I've always been interested if this is true or not?

#define POLY 0xedb88320

#include <inttypes.h>
#include <stdio.h>
#include <string.h>

// copypasted from 
rc_crc32(uint32_t crc, const char *buf, size_t len)
	static uint32_t table[256];
	static int have_table = 0;
	uint32_t rem;
	uint8_t octet;
	int i, j;
	const char *p, *q;
	/* This check is not thread safe; there is no mutex. */
	if (have_table == 0) {
		/* Calculate CRC table. */
		for (i = 0; i < 256; i++) {
			rem = i;  /* remainder from polynomial division */
			for (j = 0; j < 8; j++) {
				if (rem & 1) {
					rem >>= 1;
					rem ^= POLY;
				} else
					rem >>= 1;
			table[i] = rem;
		have_table = 1;
	crc = ~crc;
	q = buf + len;
	for (p = buf; p < q; p++) {
		octet = *p;  /* Cast to unsigned octet. */
		crc = (crc >> 8) ^ table[(crc & 0xff) ^ octet];
	return ~crc;

        uint32_t tmp=0;

        while (1)
                printf("%08x\n", rc_crc32(0, &tmp, sizeof(uint32_t)));
                if (tmp==0xffffffff)

        return 0;

This program generates all possible $2^{32}-1$ values. I tried these known CRC-32 polynomials: 0xedb88320, 0x82F63B78, 0xEB31D82E, 0x80000000.

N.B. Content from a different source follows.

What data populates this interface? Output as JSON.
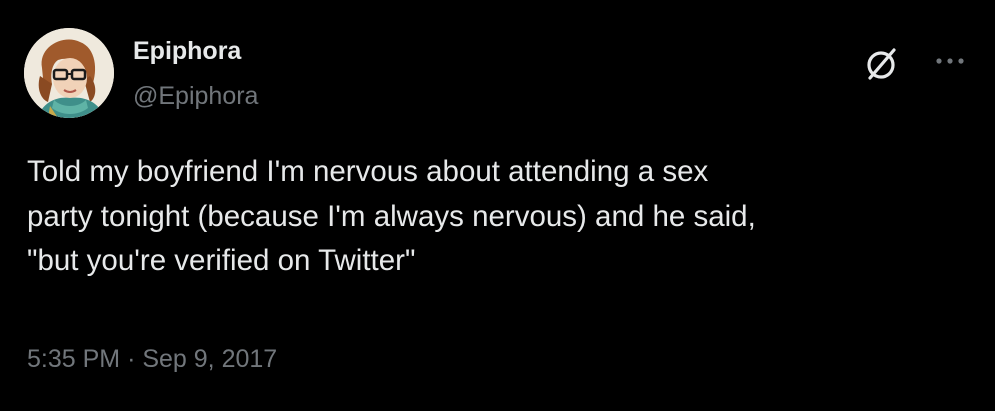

I tried even random polynomials, all works: 0xffffffff, 0x82345678.

So this is a a perfect hash function, with no collisions.

But this polynomial is faulty: 0x12345678.

Here is a simple explanation. If you divide all possible 32-bit numbers by a 32-bit constant, you'll get remainders between 0 and this 32-bit constant.

CRC is a calculation of remainder over GF(2): input message is a dividend, polynomial is a divisor, CRC output is a remainder. So no wonder that outputs are all possible 32-bit values if a polynomial has highest bit set (0x80000000).

This would generalize to all CRC polynomials of other widths.

The 'Mathematical recipes' book has a section devoted to explanation of CRC algorithm as a division.

List of my other blog posts.